Part Six The College and External Private Entities 1963

15. The College and the Education Associations 1965

Section 15.1. Overview of the Education Associations 1965

Section 15.2. Applicable Legal Principles 1969

Section 15.3. The College and the Accrediting Agencies 1971

Section 15.4. Athletic Associations and Conferences 2006

Section 15.5. The American Association of University Professors 2028

Section 15.6. Dealing with the Education Associations 2031

Selected Annotated Bibliography 2032

16. The College and the Business and Industrial Community 2039

Section 16.1. The Contract Context for College Business Transactions 2039

Section 16.2. The College as Purchaser 2048

Section 16.3. The College as Seller and Competitor 2069

Section 16.4. The College as Research Collaborator and Partner 2095

Selected Annotated Bibliography 2120

Statute Index 2127

Case Index 2147

Subject Index 2195
William A. Kaplin is a professor of law at The Catholic University of America, Columbus School of Law. He is the past chair of the Education Law Section of the Association of American Law Schools, the former editor of the Journal of College and University Law, and a former member of the Education Appeal Board of the U.S. Department of Education. He is a contributing editor for Synfax Weekly Report on Critical Issues in Higher Education, editorial board member for the Journal of College and University Law, and a mentor/leader for the biannual Houston Higher Education Law Roundtable; and since 1991 he has been a faculty member/presenter for the Annual National Conference on Law and Higher Education. He has received multiple awards and has been named a fellow of the National Association of College and University Attorneys.

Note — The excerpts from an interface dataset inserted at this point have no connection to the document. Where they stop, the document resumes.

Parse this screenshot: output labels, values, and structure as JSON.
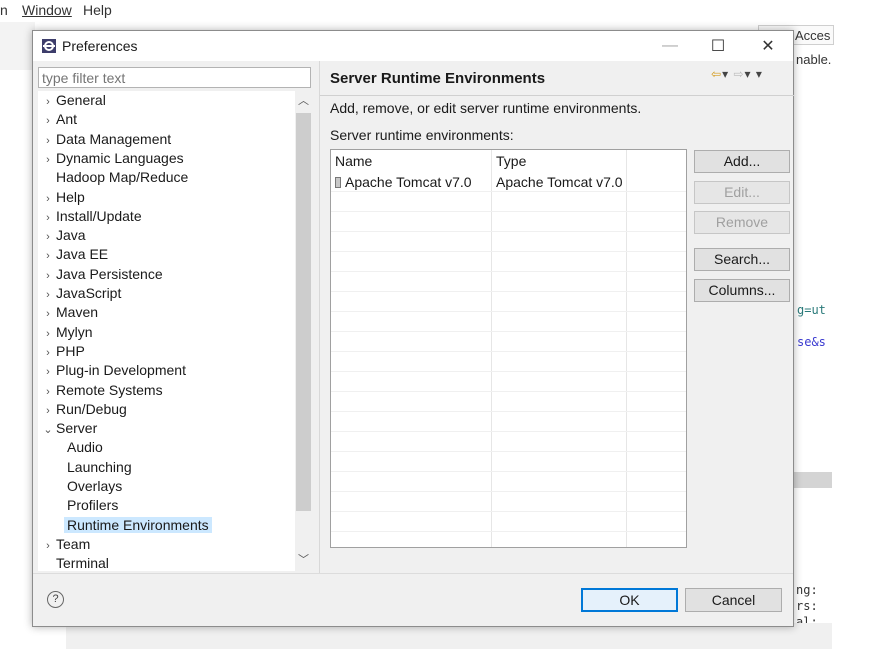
{
  "background": {
    "menus": [
      "n",
      "Window",
      "Help"
    ],
    "access_text": "Acces",
    "nable_text": "nable.",
    "code_lines": [
      "g=ut",
      "se&s",
      "ng:",
      "rs:",
      "al:"
    ]
  },
  "dialog": {
    "title": "Preferences",
    "window_controls": {
      "minimize": "—",
      "maximize": "☐",
      "close": "✕"
    }
  },
  "filter": {
    "placeholder": "type filter text"
  },
  "tree": {
    "items": [
      {
        "label": "General",
        "arrow": "›"
      },
      {
        "label": "Ant",
        "arrow": "›"
      },
      {
        "label": "Data Management",
        "arrow": "›"
      },
      {
        "label": "Dynamic Languages",
        "arrow": "›"
      },
      {
        "label": "Hadoop Map/Reduce",
        "arrow": ""
      },
      {
        "label": "Help",
        "arrow": "›"
      },
      {
        "label": "Install/Update",
        "arrow": "›"
      },
      {
        "label": "Java",
        "arrow": "›"
      },
      {
        "label": "Java EE",
        "arrow": "›"
      },
      {
        "label": "Java Persistence",
        "arrow": "›"
      },
      {
        "label": "JavaScript",
        "arrow": "›"
      },
      {
        "label": "Maven",
        "arrow": "›"
      },
      {
        "label": "Mylyn",
        "arrow": "›"
      },
      {
        "label": "PHP",
        "arrow": "›"
      },
      {
        "label": "Plug-in Development",
        "arrow": "›"
      },
      {
        "label": "Remote Systems",
        "arrow": "›"
      },
      {
        "label": "Run/Debug",
        "arrow": "›"
      },
      {
        "label": "Server",
        "arrow": "⌄"
      },
      {
        "label": "Audio",
        "child": true
      },
      {
        "label": "Launching",
        "child": true
      },
      {
        "label": "Overlays",
        "child": true
      },
      {
        "label": "Profilers",
        "child": true
      },
      {
        "label": "Runtime Environments",
        "child": true,
        "selected": true
      },
      {
        "label": "Team",
        "arrow": "›"
      },
      {
        "label": "Terminal",
        "arrow": ""
      }
    ]
  },
  "page": {
    "title": "Server Runtime Environments",
    "description": "Add, remove, or edit server runtime environments.",
    "list_label": "Server runtime environments:",
    "table": {
      "columns": [
        "Name",
        "Type"
      ],
      "rows": [
        {
          "name": "Apache Tomcat v7.0",
          "type": "Apache Tomcat v7.0"
        }
      ]
    },
    "buttons": {
      "add": "Add...",
      "edit": "Edit...",
      "remove": "Remove",
      "search": "Search...",
      "columns": "Columns..."
    }
  },
  "footer": {
    "help": "?",
    "ok": "OK",
    "cancel": "Cancel"
  },
  "colors": {
    "selection": "#cce8ff",
    "default_button_border": "#0078d7"
  }
}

Barbara A. Lee is professor of human resource management at Rutgers University's School of Management and Labor Relations, where she was dean from 2002-2006. Lee conducts research on the impact of legislation and judicial decisions on employment relations policy and practices in academic and business organizations in the U.S. and Western Europe. Her work combines field studies and legal research methodologies and has been published in the Industrial and Labor Relations Review, Industrial Relations, Human Resource Management, the Journal of College and University Law, and the Journal of Higher Education. She is the coauthor of Academics in Court: The Consequences of Faculty Discrimination Litigation, which deals with the effects of discrimination litigation on plaintiffs and employer defendants.

Neal H. Hutchens serves as Professor and Chair in the University of Mississippi School of Education's Department of Higher Education. He previously held a faculty appointment at Penn State University. A key strand of his scholarship is centered on free speech and academic freedom issues in higher education. Hutchens was the 2015 recipient of the William A. Kaplin Award from the Center for Excellence in Higher Education Law and Policy at Stetson University College of Law. He is on the editorial board for The Review of Higher Education and for Education Law & Policy Review and is a member of the authors' committee for West's Education Law Reporter. He also serves on the Litigation Committee for the American Association of University Professors and is a past board member of the Education Law Association.

Jacob H. Rooksby is Dean and Professor in the School of Law at Gonzaga University, where he also holds a joint appointment in the School of Education. Prior to joining Gonzaga, Rooksby was Associate Dean and Associate Professor at Duquesne University School of Law. Rooksby's scholarship lies in two fields: intellectual property law and higher education law. Johns Hopkins University Press published his book, The Branding of the American Mind: How Universities Capture, Manage, and Monetize Intellectual Property and Why It Matters, in 2016. Rooksby writes a regular column for Campus Legal Advisor and has published his work in Harvard Journal of Law & Technology, Yale Journal of Law & Technology, and the Chronicle of Higher Education, among other outlets. Rooksby holds J.D., M.Ed., and Ph.D. degrees from the University of Virginia and an undergraduate degree, summa cum laude, from the College of William & Mary. He formerly practiced law with McGuireWoods LLP and Cohen & Grigsby, P.C.

W. A. Kaplin, The Catholic University of America, Washington, D.C.; B. A. Lee, Rutgers University, Piscataway, NJ